ii. Go to the Object Styles and change the mass to “dash” and a thick line setting of at least 6. This will force all line work in an in place mass to be dashed.
iii. Sketch the dashed “path of travel” using the model lines tools as shown Note that the start node and end arrow were also modeled as shown. Also note that the line segments travel down the stairs and are 3 Dimensional. Also, if desired sweep a profile along the egress path
iv. Instead of using the in-place mass line as the “dashed” line for documentation you could, alternatively, create the dashed path of travel lines using project modeling lines and lock the in-place mass lines to the project model lines so that they move together and hide the in-place mass model lines.
v. Select the series of lines and select the “divide path” command and follow steps 2 thru 7 as described above to make the series of straight lines reportable.
vi. Create a mass schedule in the project environment that contains a “path” of travel. Display the shared parameter created in step 7 above. Add the schedule to the same sheet as the egress path, if desired, and it should look similar to the Figure above.
Expanded Elevations: Unrolling the Curved Wall
The Path Divided Method can also be applied in such a way as to flatten out a curved wall. The curved and unrolled walls in this example are hosted by face onto “geometry in-place mass surfaces”.
The only real challenge is finding the length of the wall and with the method described above it is easy. Follow the steps below to make the bottom edge of the wall and the side edges of the wall into reportable length dimensions and then create a wall that is flattened or “unrolled”.
i. First create the curved wall by creating an in-place mass surface. Draw a spline with four points on any level. Select the spline and select the “create form” command. This will create a surface that will serve as a “geometry rig” for the curved wall.
ii. Go to the project environment and place a wall by face on the in-place mass surface. It should look similar to the curved wall.
iii. Edit the mass surface again and select the bottom edge of the wall rig. While the bottom edge is selected active the divide command and follow steps 2 thru 7. Do this again for the sides and follow steps 2 thru 7. Note that divide path could also be applied to edges, in this case wall edges, as well as curves.
iv. Now create the unrolled wall by creating a rectangle in the same in-place mass editor as the previous step. Apply the bottom parameter and side parameters to the length and height at each end of the rectangle. Host a wall to this surface. The final unrolled wall should look similar to what is shown in Figure 6.
v. Follow the steps above to create length and width parameters for the curved and unrolled wall openings.
Closing Remarks: Do What Can’t Be Done.
As you can see after reading this article, that there is a way to report and schedule any curve, including splines. So, in the future; any time someone says “you can’t do that in Revit” be skeptical at the very least.
Other applications of this method? The sky is the limit!

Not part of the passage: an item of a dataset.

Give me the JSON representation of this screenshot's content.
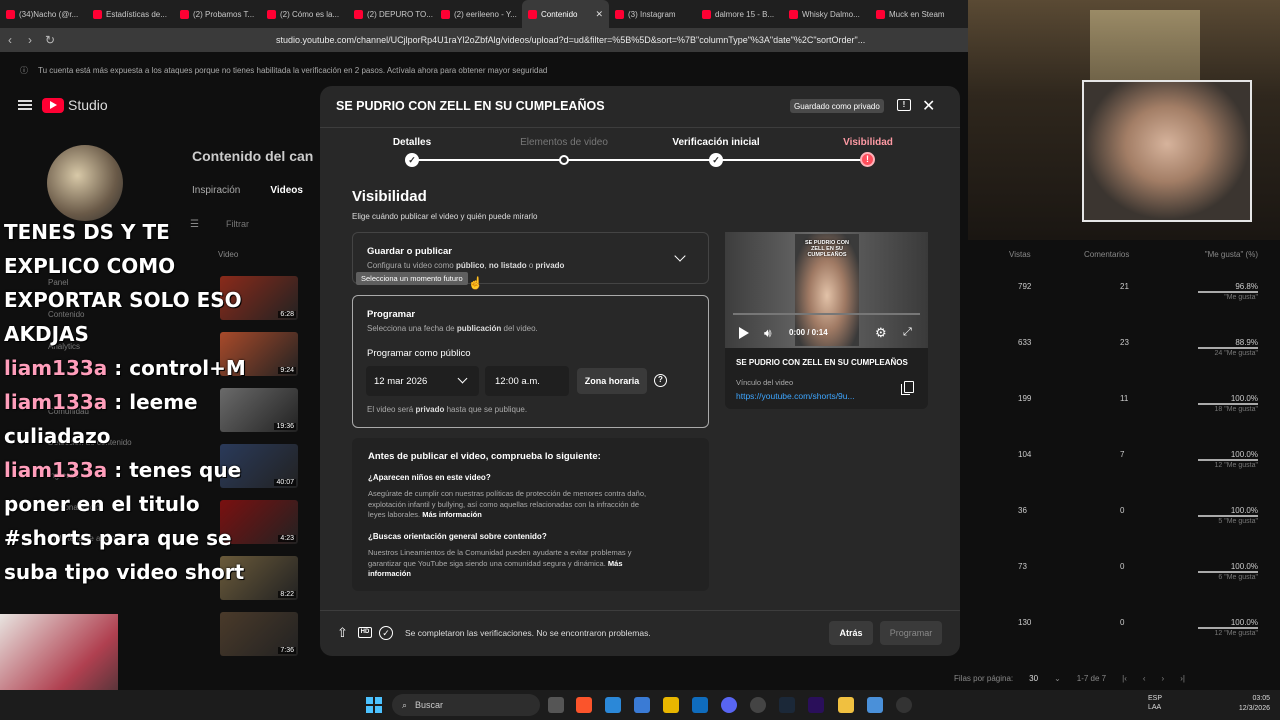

I am very excited to have people try this method and apply it to whatever they feel will benefit them and their company. Please feel free to share your use of these methods and who knows; maybe we’ll get this functionality in Revit one day without having to use the divide path command.
The entire article could be found here